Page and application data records
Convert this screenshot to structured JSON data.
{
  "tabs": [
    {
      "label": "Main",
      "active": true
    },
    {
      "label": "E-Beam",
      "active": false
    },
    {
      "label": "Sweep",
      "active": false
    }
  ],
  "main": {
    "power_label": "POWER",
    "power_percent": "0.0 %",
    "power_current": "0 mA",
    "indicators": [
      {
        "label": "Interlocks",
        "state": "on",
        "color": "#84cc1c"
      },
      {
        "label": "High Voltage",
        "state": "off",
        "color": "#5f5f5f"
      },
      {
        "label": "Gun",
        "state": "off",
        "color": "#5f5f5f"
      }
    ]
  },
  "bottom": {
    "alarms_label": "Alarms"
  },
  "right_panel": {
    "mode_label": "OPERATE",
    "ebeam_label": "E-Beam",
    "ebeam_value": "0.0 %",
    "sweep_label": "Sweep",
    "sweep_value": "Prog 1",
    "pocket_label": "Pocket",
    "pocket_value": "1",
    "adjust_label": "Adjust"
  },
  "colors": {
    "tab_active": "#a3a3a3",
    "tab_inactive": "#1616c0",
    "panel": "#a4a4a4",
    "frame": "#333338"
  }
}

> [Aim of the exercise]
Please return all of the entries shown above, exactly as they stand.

> [Output of the exercise]
Convert this screenshot to structured JSON data.
{
  "tabs": [
    {
      "label": "Main",
      "active": true
    },
    {
      "label": "E-Beam",
      "active": false
    },
    {
      "label": "Sweep",
      "active": false
    }
  ],
  "main": {
    "power_label": "POWER",
    "power_percent": "0.0 %",
    "power_current": "0 mA",
    "indicators": [
      {
        "label": "Interlocks",
        "state": "on",
        "color": "#84cc1c"
      },
      {
        "label": "High Voltage",
        "state": "off",
        "color": "#5f5f5f"
      },
      {
        "label": "Gun",
        "state": "off",
        "color": "#5f5f5f"
      }
    ]
  },
  "bottom": {
    "alarms_label": "Alarms"
  },
  "right_panel": {
    "mode_label": "OPERATE",
    "ebeam_label": "E-Beam",
    "ebeam_value": "0.0 %",
    "sweep_label": "Sweep",
    "sweep_value": "Prog 1",
    "pocket_label": "Pocket",
    "pocket_value": "1",
    "adjust_label": "Adjust"
  },
  "colors": {
    "tab_active": "#a3a3a3",
    "tab_inactive": "#1616c0",
    "panel": "#a4a4a4",
    "frame": "#333338"
  }
}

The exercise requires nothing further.